Section 8-53-102(2), C.R.S.1973, provides in pertinent part: "Hearings may be set to determine any matter, but if any liability is admitted, payment shall continue according to admitted liability." The statute unequivocally directs that payments cannot be abrogated unilaterally. By providing for hearings to determine any matter, it permits hearings held for the limited purpose of determining whether there is sufficient evidence to permit an employer to withdraw the admission. We conclude, therefore, that payments must continue until an order is entered pursuant to such hearing.

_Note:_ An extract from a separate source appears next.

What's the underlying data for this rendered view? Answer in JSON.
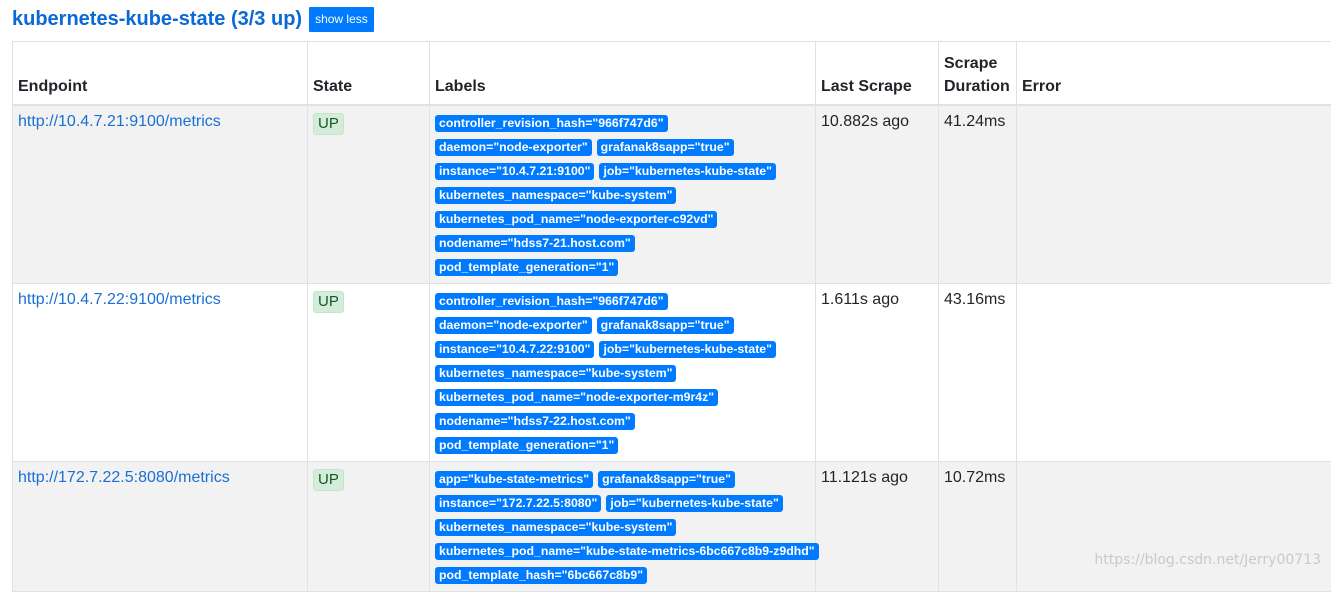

This interpretation comports with the legislative intent of speedily compensating working persons who have suffered industrial accidents while protecting the employer against diverting funds to an individual who, in the light of information obtained after the admission was filed, might not be entitled thereto. See Industrial Commission v. Baldwin, 139 Colo. 268, 338 P.2d 103 (1959). Moreover, an admission of liability, which on its face becomes approved after thirty days if uncontested, has been construed as an award within the purview of § 8-53-119, C.R.S.1973. See Harlan v. Industrial Commission, 167 Colo. 413, 447 P.2d 1009 (1968).
There is no provision in § 8-53-102(2) or elsewhere in the statute which permits retroactive withdrawals of an admission of liability. Likewise, the statute does not provide penalties for obtaining benefits based on material misrepresentation. Cf. § 8-81-101, C.R.S.1973; Industrial Commission v. Bennett, 166 Colo. 101, 441 P.2d 648 (1968). The beneficial intent of the act, however, is predicated on the claimant's providing accurate information within the best of his knowledge. Where, as here, the evidence supports the referee's finding that claimant supplied materially false information upon which his employer and its insurer relied in filing an admission of liability, the referee is justified in declaring the admission void ab initio.
BERMAN and STERNBERG, JJ., concur.